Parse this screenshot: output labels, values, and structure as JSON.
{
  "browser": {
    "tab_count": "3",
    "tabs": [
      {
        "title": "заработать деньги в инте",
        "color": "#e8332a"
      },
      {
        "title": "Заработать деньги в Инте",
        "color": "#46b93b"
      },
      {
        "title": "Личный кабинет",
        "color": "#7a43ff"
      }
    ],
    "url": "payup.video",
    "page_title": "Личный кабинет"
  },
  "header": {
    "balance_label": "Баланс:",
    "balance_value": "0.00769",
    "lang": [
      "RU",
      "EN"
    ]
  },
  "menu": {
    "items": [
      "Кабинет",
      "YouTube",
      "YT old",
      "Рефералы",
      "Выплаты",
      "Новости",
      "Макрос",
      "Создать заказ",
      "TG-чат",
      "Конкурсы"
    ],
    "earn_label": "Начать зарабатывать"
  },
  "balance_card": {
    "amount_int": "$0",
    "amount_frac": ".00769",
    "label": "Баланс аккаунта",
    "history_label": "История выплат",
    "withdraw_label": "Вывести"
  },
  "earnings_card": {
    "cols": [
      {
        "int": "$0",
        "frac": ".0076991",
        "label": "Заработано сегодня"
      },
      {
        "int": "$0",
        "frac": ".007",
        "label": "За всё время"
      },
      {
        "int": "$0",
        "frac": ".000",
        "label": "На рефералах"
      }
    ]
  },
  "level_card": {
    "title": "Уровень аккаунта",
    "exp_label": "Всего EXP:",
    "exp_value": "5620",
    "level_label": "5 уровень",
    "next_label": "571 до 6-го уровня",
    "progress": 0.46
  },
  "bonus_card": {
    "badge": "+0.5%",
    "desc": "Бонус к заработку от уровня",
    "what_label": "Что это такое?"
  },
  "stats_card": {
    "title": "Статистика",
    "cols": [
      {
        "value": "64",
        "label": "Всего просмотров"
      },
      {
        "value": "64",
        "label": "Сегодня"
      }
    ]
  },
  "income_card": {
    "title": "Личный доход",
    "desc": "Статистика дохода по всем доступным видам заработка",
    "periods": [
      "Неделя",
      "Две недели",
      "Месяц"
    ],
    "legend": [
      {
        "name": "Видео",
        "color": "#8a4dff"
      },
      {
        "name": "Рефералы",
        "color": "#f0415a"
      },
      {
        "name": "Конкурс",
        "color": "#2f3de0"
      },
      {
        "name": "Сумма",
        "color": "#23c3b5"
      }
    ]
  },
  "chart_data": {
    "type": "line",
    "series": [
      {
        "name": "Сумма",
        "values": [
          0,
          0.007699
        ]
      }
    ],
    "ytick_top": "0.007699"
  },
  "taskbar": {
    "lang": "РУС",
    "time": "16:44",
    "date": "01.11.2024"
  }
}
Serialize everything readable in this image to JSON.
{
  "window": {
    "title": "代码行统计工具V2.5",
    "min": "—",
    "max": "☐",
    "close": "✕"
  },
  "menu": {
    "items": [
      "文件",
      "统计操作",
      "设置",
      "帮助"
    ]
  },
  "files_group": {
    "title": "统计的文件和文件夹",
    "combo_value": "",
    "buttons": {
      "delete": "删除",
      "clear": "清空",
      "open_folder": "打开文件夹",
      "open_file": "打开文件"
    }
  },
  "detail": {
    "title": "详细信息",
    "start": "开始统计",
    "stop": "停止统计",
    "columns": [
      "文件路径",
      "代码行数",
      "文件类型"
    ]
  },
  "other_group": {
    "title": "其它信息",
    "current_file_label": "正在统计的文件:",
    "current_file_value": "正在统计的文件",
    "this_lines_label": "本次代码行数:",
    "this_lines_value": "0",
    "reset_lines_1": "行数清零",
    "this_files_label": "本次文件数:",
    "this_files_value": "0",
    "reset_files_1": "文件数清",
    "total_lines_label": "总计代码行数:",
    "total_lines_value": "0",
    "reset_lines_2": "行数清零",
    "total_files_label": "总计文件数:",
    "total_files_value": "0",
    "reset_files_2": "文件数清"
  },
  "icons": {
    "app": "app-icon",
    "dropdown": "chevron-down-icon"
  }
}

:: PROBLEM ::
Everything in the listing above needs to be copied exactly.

:: ANSWER TO THIS TASK ::
Parse this screenshot: output labels, values, and structure as JSON.
{
  "browser": {
    "tab_count": "3",
    "tabs": [
      {
        "title": "заработать деньги в инте",
        "color": "#e8332a"
      },
      {
        "title": "Заработать деньги в Инте",
        "color": "#46b93b"
      },
      {
        "title": "Личный кабинет",
        "color": "#7a43ff"
      }
    ],
    "url": "payup.video",
    "page_title": "Личный кабинет"
  },
  "header": {
    "balance_label": "Баланс:",
    "balance_value": "0.00769",
    "lang": [
      "RU",
      "EN"
    ]
  },
  "menu": {
    "items": [
      "Кабинет",
      "YouTube",
      "YT old",
      "Рефералы",
      "Выплаты",
      "Новости",
      "Макрос",
      "Создать заказ",
      "TG-чат",
      "Конкурсы"
    ],
    "earn_label": "Начать зарабатывать"
  },
  "balance_card": {
    "amount_int": "$0",
    "amount_frac": ".00769",
    "label": "Баланс аккаунта",
    "history_label": "История выплат",
    "withdraw_label": "Вывести"
  },
  "earnings_card": {
    "cols": [
      {
        "int": "$0",
        "frac": ".0076991",
        "label": "Заработано сегодня"
      },
      {
        "int": "$0",
        "frac": ".007",
        "label": "За всё время"
      },
      {
        "int": "$0",
        "frac": ".000",
        "label": "На рефералах"
      }
    ]
  },
  "level_card": {
    "title": "Уровень аккаунта",
    "exp_label": "Всего EXP:",
    "exp_value": "5620",
    "level_label": "5 уровень",
    "next_label": "571 до 6-го уровня",
    "progress": 0.46
  },
  "bonus_card": {
    "badge": "+0.5%",
    "desc": "Бонус к заработку от уровня",
    "what_label": "Что это такое?"
  },
  "stats_card": {
    "title": "Статистика",
    "cols": [
      {
        "value": "64",
        "label": "Всего просмотров"
      },
      {
        "value": "64",
        "label": "Сегодня"
      }
    ]
  },
  "income_card": {
    "title": "Личный доход",
    "desc": "Статистика дохода по всем доступным видам заработка",
    "periods": [
      "Неделя",
      "Две недели",
      "Месяц"
    ],
    "legend": [
      {
        "name": "Видео",
        "color": "#8a4dff"
      },
      {
        "name": "Рефералы",
        "color": "#f0415a"
      },
      {
        "name": "Конкурс",
        "color": "#2f3de0"
      },
      {
        "name": "Сумма",
        "color": "#23c3b5"
      }
    ]
  },
  "chart_data": {
    "type": "line",
    "series": [
      {
        "name": "Сумма",
        "values": [
          0,
          0.007699
        ]
      }
    ],
    "ytick_top": "0.007699"
  },
  "taskbar": {
    "lang": "РУС",
    "time": "16:44",
    "date": "01.11.2024"
  }
}
Serialize everything readable in this image to JSON.
{
  "window": {
    "title": "代码行统计工具V2.5",
    "min": "—",
    "max": "☐",
    "close": "✕"
  },
  "menu": {
    "items": [
      "文件",
      "统计操作",
      "设置",
      "帮助"
    ]
  },
  "files_group": {
    "title": "统计的文件和文件夹",
    "combo_value": "",
    "buttons": {
      "delete": "删除",
      "clear": "清空",
      "open_folder": "打开文件夹",
      "open_file": "打开文件"
    }
  },
  "detail": {
    "title": "详细信息",
    "start": "开始统计",
    "stop": "停止统计",
    "columns": [
      "文件路径",
      "代码行数",
      "文件类型"
    ]
  },
  "other_group": {
    "title": "其它信息",
    "current_file_label": "正在统计的文件:",
    "current_file_value": "正在统计的文件",
    "this_lines_label": "本次代码行数:",
    "this_lines_value": "0",
    "reset_lines_1": "行数清零",
    "this_files_label": "本次文件数:",
    "this_files_value": "0",
    "reset_files_1": "文件数清",
    "total_lines_label": "总计代码行数:",
    "total_lines_value": "0",
    "reset_lines_2": "行数清零",
    "total_files_label": "总计文件数:",
    "total_files_value": "0",
    "reset_files_2": "文件数清"
  },
  "icons": {
    "app": "app-icon",
    "dropdown": "chevron-down-icon"
  }
}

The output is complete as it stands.